(Beginning of Entries provided)

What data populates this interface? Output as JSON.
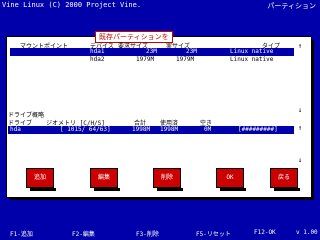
{
  "header": {
    "title": "Vine Linux (C) 2000 Project Vine.",
    "mode": "パーティション"
  },
  "dialog": {
    "title": "既存パーティションを"
  },
  "partitions": {
    "headers": {
      "mount": "マウントポイント",
      "device": "デバイス",
      "req": "要求サイズ",
      "actual": "実サイズ",
      "type": "タイプ"
    },
    "rows": [
      {
        "mount": "",
        "device": "hda1",
        "req": "23M",
        "actual": "23M",
        "type": "Linux native",
        "selected": true
      },
      {
        "mount": "",
        "device": "hda2",
        "req": "1979M",
        "actual": "1979M",
        "type": "Linux native",
        "selected": false
      }
    ]
  },
  "drives": {
    "section": "ドライブ概略",
    "headers": {
      "drive": "ドライブ",
      "geom": "ジオメトリ [C/H/S]",
      "total": "合計",
      "used": "使用済",
      "free": "空き"
    },
    "rows": [
      {
        "drive": "hda",
        "geom": "[ 1015/ 64/63]",
        "total": "1998M",
        "used": "1998M",
        "free": "0M",
        "bar": "[#########]"
      }
    ]
  },
  "buttons": [
    "追加",
    "編集",
    "削除",
    "OK",
    "戻る"
  ],
  "status": [
    "F1-追加",
    "F2-編集",
    "F3-削除",
    "F5-リセット",
    "F12-OK",
    "v 1.00"
  ]
}
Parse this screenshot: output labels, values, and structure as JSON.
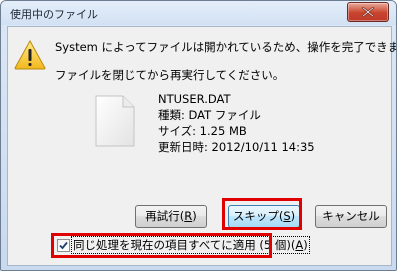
{
  "window": {
    "title": "使用中のファイル"
  },
  "message": {
    "line1": "System によってファイルは開かれているため、操作を完了できません。",
    "line2": "ファイルを閉じてから再実行してください。"
  },
  "file": {
    "name": "NTUSER.DAT",
    "type": "種類: DAT ファイル",
    "size": "サイズ: 1.25 MB",
    "modified": "更新日時: 2012/10/11 14:35"
  },
  "buttons": {
    "retry_label": "再試行",
    "retry_key": "R",
    "skip_label": "スキップ",
    "skip_key": "S",
    "cancel_label": "キャンセル"
  },
  "apply_all": {
    "label": "同じ処理を現在の項目すべてに適用 (5 個)",
    "key": "A",
    "checked": true
  },
  "icons": {
    "warning": "warning-icon",
    "file": "file-icon",
    "close": "close-icon",
    "check": "checkmark-icon"
  },
  "colors": {
    "highlight": "#e00000",
    "close_button": "#c8442c"
  }
}
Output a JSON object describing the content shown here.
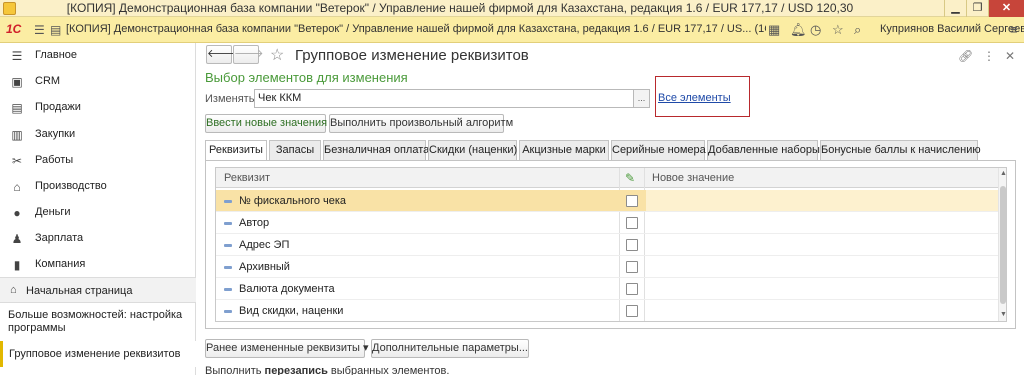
{
  "window": {
    "title": "[КОПИЯ] Демонстрационная база компании \"Ветерок\" / Управление нашей фирмой для Казахстана, редакция 1.6 / EUR 177,17 / USD 120,30",
    "minimize": "▁",
    "maximize": "❐",
    "close": "✕"
  },
  "appbar": {
    "logo": "1С",
    "title": "[КОПИЯ] Демонстрационная база компании \"Ветерок\" / Управление нашей фирмой для Казахстана, редакция 1.6 / EUR 177,17 / US...  (1С:Предприятие)",
    "user": "Куприянов Василий Сергеевич"
  },
  "sidebar": {
    "items": [
      {
        "label": "Главное",
        "icon": "menu-lines-icon"
      },
      {
        "label": "CRM",
        "icon": "crm-icon"
      },
      {
        "label": "Продажи",
        "icon": "sales-icon"
      },
      {
        "label": "Закупки",
        "icon": "purchases-icon"
      },
      {
        "label": "Работы",
        "icon": "tools-icon"
      },
      {
        "label": "Производство",
        "icon": "factory-icon"
      },
      {
        "label": "Деньги",
        "icon": "money-icon"
      },
      {
        "label": "Зарплата",
        "icon": "salary-icon"
      },
      {
        "label": "Компания",
        "icon": "company-icon"
      }
    ],
    "home": "Начальная страница",
    "more": "Больше возможностей: настройка программы",
    "open_form": "Групповое изменение реквизитов"
  },
  "form": {
    "title": "Групповое изменение реквизитов",
    "section_title": "Выбор элементов для изменения",
    "change_label": "Изменять:",
    "change_value": "Чек ККМ",
    "dots": "...",
    "all_elements_link": "Все элементы",
    "mode_buttons": [
      "Ввести новые значения",
      "Выполнить произвольный алгоритм"
    ],
    "tabs": [
      "Реквизиты",
      "Запасы",
      "Безналичная оплата",
      "Скидки (наценки)",
      "Акцизные марки",
      "Серийные номера",
      "Добавленные наборы",
      "Бонусные баллы к начислению"
    ],
    "grid": {
      "col_attribute": "Реквизит",
      "col_new_value": "Новое значение",
      "rows": [
        {
          "name": "№ фискального чека",
          "selected": true
        },
        {
          "name": "Автор",
          "selected": false
        },
        {
          "name": "Адрес ЭП",
          "selected": false
        },
        {
          "name": "Архивный",
          "selected": false
        },
        {
          "name": "Валюта документа",
          "selected": false
        },
        {
          "name": "Вид скидки, наценки",
          "selected": false
        }
      ]
    },
    "bottom_buttons": [
      "Ранее измененные реквизиты ▾",
      "Дополнительные параметры..."
    ],
    "footer_prefix": "Выполнить ",
    "footer_bold": "перезапись",
    "footer_suffix": " выбранных элементов."
  },
  "colors": {
    "accent_green": "#4a9a3a",
    "appbar_yellow": "#fbeda3",
    "selection": "#f9e2a6",
    "highlight_box": "#b8292d",
    "link": "#1f4aa8"
  }
}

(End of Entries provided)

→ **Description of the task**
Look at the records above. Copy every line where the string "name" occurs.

→ **Response to the exercise**
    "name": "NTUSER.DAT",
          "name": "№ фискального чека",
          "name": "Автор",
          "name": "Адрес ЭП",
          "name": "Архивный",
          "name": "Валюта документа",
          "name": "Вид скидки, наценки",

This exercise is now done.